Inclusion of the Viscous Dissipation Terms
Equations 13.2-1 and 13.2-6 include viscous dissipation terms, which describe the thermal energy created by viscous shear in the flow.
When the pressure-based solver is used, FLUENT's default form of the energy equation does not include them (because viscous heating is often negligible). Viscous heating will be important when the Brinkman number, Br, approaches or exceeds unity, where
and represents the temperature difference in the system.
When your problem requires inclusion of the viscous dissipation terms and you are using the pressure-based solver, you should activate the terms using the Viscous Heating option in the Viscous Model panel. Compressible flows typically have . Note, however, that when the pressure-based solver is used, FLUENT does not automatically activate the viscous dissipation if you have defined a compressible flow model.
When the density-based solver is used, the viscous dissipation terms are always included when the energy equation is solved.
Inclusion of the Species Diffusion Term
Equations 13.2-1 and 13.2-6 both include the effect of enthalpy transport due to species diffusion.
When the pressure-based solver is used, the term
is included in Equation 13.2-1 by default. If you do not want to include it, you can turn off the Diffusion Energy Source option in the Species Model panel.
When the non-adiabatic non-premixed combustion model is being used, this term does not explicitly appear in the energy equation, because it is included in the first term on the right-hand side of Equation 13.2-6.
When the density-based solver is used, this term is always included in the energy equation.
Energy Sources Due to Reaction
Sources of energy , , in Equation 13.2-1 include the source of energy due to chemical reaction:
where is the enthalpy of formation of species and is the volumetric rate of creation of species .
In the energy equation used for non-adiabatic non-premixed combustion (Equation 13.2-6), the heat of formation is included in the definition of enthalpy (see Equation 13.2-7), so reaction sources of energy are not included in .
Energy Sources Due To Radiation
When one of the radiation models is being used, in Equation 13.2-1 or 13.2-6 also includes radiation source terms. See Section 13.3 for details.
Interphase Energy Sources
It should be noted that the energy sources, , also include heat transfer between the continuous and the discrete phase. This is discussed further in Section 22.9.1.
Energy Equation in Solid Regions

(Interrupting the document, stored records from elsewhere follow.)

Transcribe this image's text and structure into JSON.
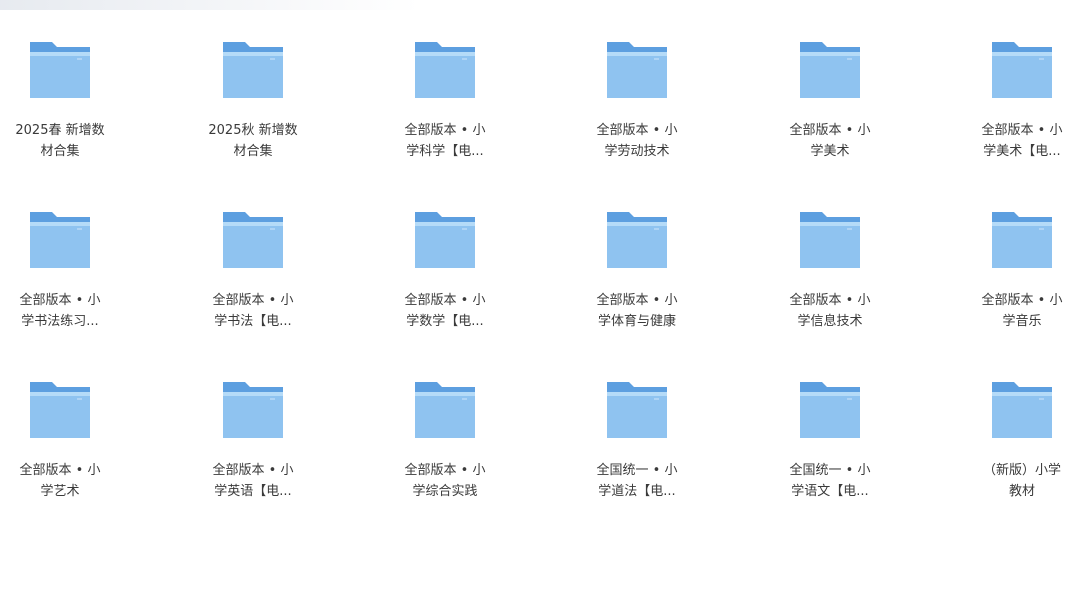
{
  "folders": [
    {
      "line1": "2025春 新增数",
      "line2": "材合集"
    },
    {
      "line1": "2025秋 新增数",
      "line2": "材合集"
    },
    {
      "line1": "全部版本 • 小",
      "line2": "学科学【电..."
    },
    {
      "line1": "全部版本 • 小",
      "line2": "学劳动技术"
    },
    {
      "line1": "全部版本 • 小",
      "line2": "学美术"
    },
    {
      "line1": "全部版本 • 小",
      "line2": "学美术【电..."
    },
    {
      "line1": "全部版本 • 小",
      "line2": "学书法练习..."
    },
    {
      "line1": "全部版本 • 小",
      "line2": "学书法【电..."
    },
    {
      "line1": "全部版本 • 小",
      "line2": "学数学【电..."
    },
    {
      "line1": "全部版本 • 小",
      "line2": "学体育与健康"
    },
    {
      "line1": "全部版本 • 小",
      "line2": "学信息技术"
    },
    {
      "line1": "全部版本 • 小",
      "line2": "学音乐"
    },
    {
      "line1": "全部版本 • 小",
      "line2": "学艺术"
    },
    {
      "line1": "全部版本 • 小",
      "line2": "学英语【电..."
    },
    {
      "line1": "全部版本 • 小",
      "line2": "学综合实践"
    },
    {
      "line1": "全国统一 • 小",
      "line2": "学道法【电..."
    },
    {
      "line1": "全国统一 • 小",
      "line2": "学语文【电..."
    },
    {
      "line1": "（新版）小学",
      "line2": "教材"
    }
  ],
  "icon": "folder-icon",
  "colors": {
    "folder_back": "#5d9fe0",
    "folder_front_top": "#a9d3f6",
    "folder_front_bottom": "#7fb9ec",
    "label_text": "#3a3a3a"
  }
}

In solid regions, the energy transport equation used by FLUENT has the following form:
|=||volumetric heat source|
The second term on the left-hand side of Equation 13.2-11 represents convective energy transfer due to rotational or translational motion of the solids. The velocity field is computed from the motion specified for the solid zone (see Section 7.18). The terms on the right-hand side of Equation 13.2-11 are the heat flux due to conduction and volumetric heat sources within the solid, respectively.
Anisotropic Conductivity in Solids
When you use the pressure-based solver, FLUENT allows you to specify anisotropic conductivity for solid materials. The conduction term for an anisotropic solid has the form
where is the conductivity matrix. See Section 8.5.5 for details on specifying anisotropic conductivity for solid materials.
Diffusion at Inlets
The net transport of energy at inlets consists of both the convection and diffusion components. The convection component is fixed by the inlet temperature specified by you. The diffusion component, however, depends on the gradient of the computed temperature field. Thus the diffusion component (and therefore the net inlet transport) is not specified a priori.
In some cases, you may wish to specify the net inlet transport of energy rather than the inlet temperature. If you are using the pressure-based solver, you can do this by disabling inlet energy diffusion. By default, FLUENT includes the diffusion flux of energy at inlets. To turn off inlet diffusion, use the define/models/energy? text command.
Inlet diffusion cannot be turned off if you are using the density-based solver.